Doyle's ancestors fought in nearly every war since King Phillip's War. It is obvious they were soldiers, willing to fight for life and liberty; some of them mere boys when they enlisted. God has given him the same kind of heart, though he is fighting a different war.
II Cor 10:
3 "For though we walk in the flesh, we do not war after the flesh:
4 (For the weapons of our warfare are not carnal, but mighty through God to the pulling down of strongholds;)
5 Casting down imaginations, and every high thing that exalteth itself against the knowledge of God, and bringing into captivity every thought to the obedience of Christ;
6 And having in readiness to revenge all disobedience, when your obedience is fulfilled."
Contributed by Kathryn Currier
 Springfield, 1636-1886 History of Town and City by Mason A. Greene (pg. 261)
 At the outset of the Revolutionary War, the thirteen colonies lacked a professional army and navy. Each colony provided for its own defenses through the use of local militia. Militiamen were lightly armed, slightly trained, and usually did not have uniforms. Their units served for only a few weeks or months at a time and would return to their farms between enlistments.
Minutemen were members of teams of select men from the American colonial militia during the American Revolutionary War. They provided a highly mobile, rapidly deployed force that allowed the colonies to respond immediately to threats of fellow soldiers in the war (hence the name). The Minutemen were among the first people to fight in the American Revolution. These teams constituted about a quarter of the entire militia, and generally were the younger and more mobile, serving as part of a network for early response.(Wikipedia)
 The earliest and most important branch of the Colonial militia was an infantry company known as the train or training band. At first, all men liable for military service were formed into the town train band. They were required to have a musket, bandoleers, two pounds of powder and 120 bullets. Bands usually consisted of 64 men. Large towns had several bands. Members were fined for unexcused absences.
 Source: The Babbitt Family History by William Bradford Browne

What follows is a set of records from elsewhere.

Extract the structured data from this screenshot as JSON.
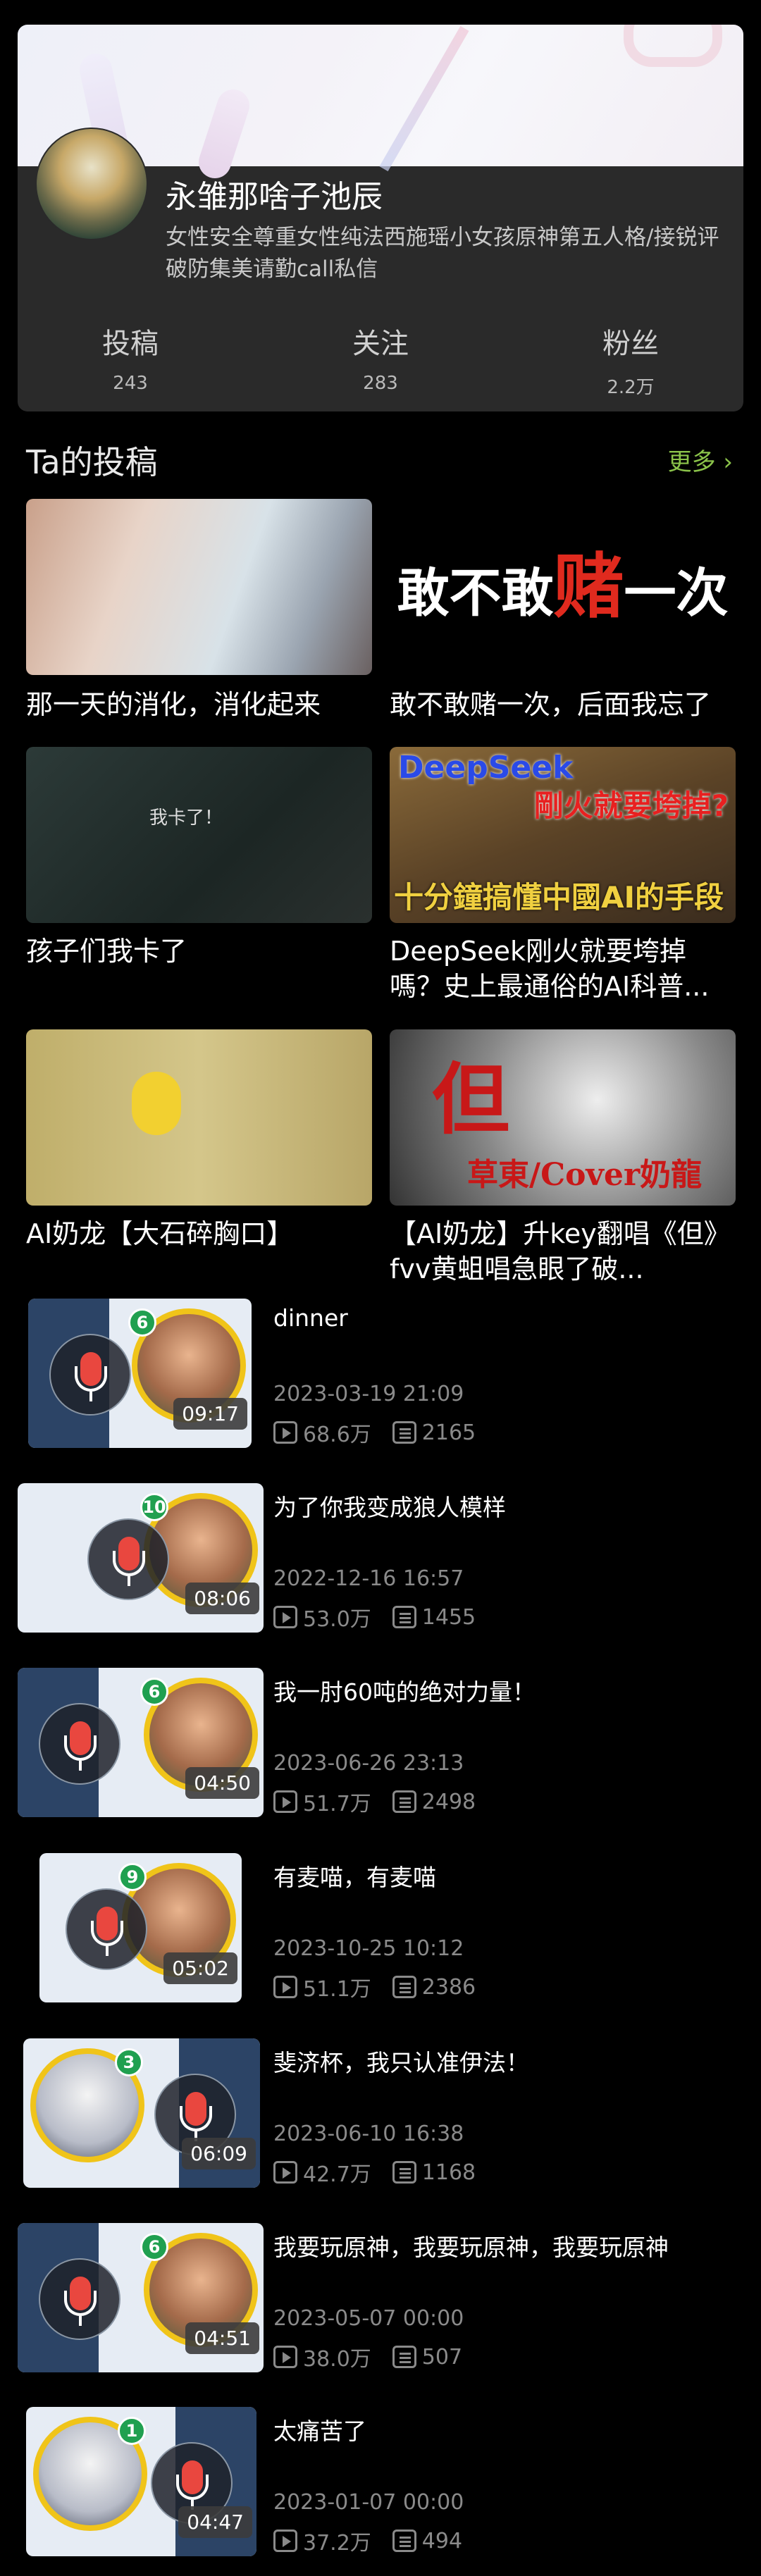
{
  "profile": {
    "name": "永雏那啥子池辰",
    "bio": "女性安全尊重女性纯法西施瑶小女孩原神第五人格/接锐评破防集美请勤call私信",
    "stats": [
      {
        "label": "投稿",
        "value": "243"
      },
      {
        "label": "关注",
        "value": "283"
      },
      {
        "label": "粉丝",
        "value": "2.2万"
      }
    ]
  },
  "section": {
    "title": "Ta的投稿",
    "more": "更多 ›"
  },
  "grid": [
    {
      "title": "那一天的消化，消化起来"
    },
    {
      "title": "敢不敢赌一次，后面我忘了",
      "cover_text_a": "敢不敢",
      "cover_text_b": "赌",
      "cover_text_c": "一次"
    },
    {
      "title": "孩子们我卡了",
      "cover_text": "我卡了！"
    },
    {
      "title": "DeepSeek刚火就要垮掉嗎？史上最通俗的AI科普...",
      "cover_text_a": "DeepSeek",
      "cover_text_b": "剛火就要垮掉?",
      "cover_text_c": "十分鐘搞懂中國AI的手段"
    },
    {
      "title": "AI奶龙【大石碎胸口】"
    },
    {
      "title": "【AI奶龙】升key翻唱《但》fvv黄蛆唱急眼了破...",
      "cover_text_a": "但",
      "cover_text_b": "草東/Cover奶龍"
    }
  ],
  "list": [
    {
      "title": "dinner",
      "date": "2023-03-19 21:09",
      "views": "68.6万",
      "danmaku": "2165",
      "duration": "09:17",
      "level": "6"
    },
    {
      "title": "为了你我变成狼人模样",
      "date": "2022-12-16 16:57",
      "views": "53.0万",
      "danmaku": "1455",
      "duration": "08:06",
      "level": "10"
    },
    {
      "title": "我一肘60吨的绝对力量！",
      "date": "2023-06-26 23:13",
      "views": "51.7万",
      "danmaku": "2498",
      "duration": "04:50",
      "level": "6"
    },
    {
      "title": "有麦喵，有麦喵",
      "date": "2023-10-25 10:12",
      "views": "51.1万",
      "danmaku": "2386",
      "duration": "05:02",
      "level": "9"
    },
    {
      "title": "斐济杯，我只认准伊法！",
      "date": "2023-06-10 16:38",
      "views": "42.7万",
      "danmaku": "1168",
      "duration": "06:09",
      "level": "3"
    },
    {
      "title": "我要玩原神，我要玩原神，我要玩原神",
      "date": "2023-05-07 00:00",
      "views": "38.0万",
      "danmaku": "507",
      "duration": "04:51",
      "level": "6"
    },
    {
      "title": "太痛苦了",
      "date": "2023-01-07 00:00",
      "views": "37.2万",
      "danmaku": "494",
      "duration": "04:47",
      "level": "1"
    }
  ],
  "colors": {
    "accent": "#8bc34a",
    "card": "#2a2a2a",
    "mic": "#e9473f"
  }
}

Other Source: Revolutionary War Service of Ancestors of Sara Louisa (Paddock)Miller and Newell Miller by Malloy Miller
"A Nation Bringing Forth Fruit" Page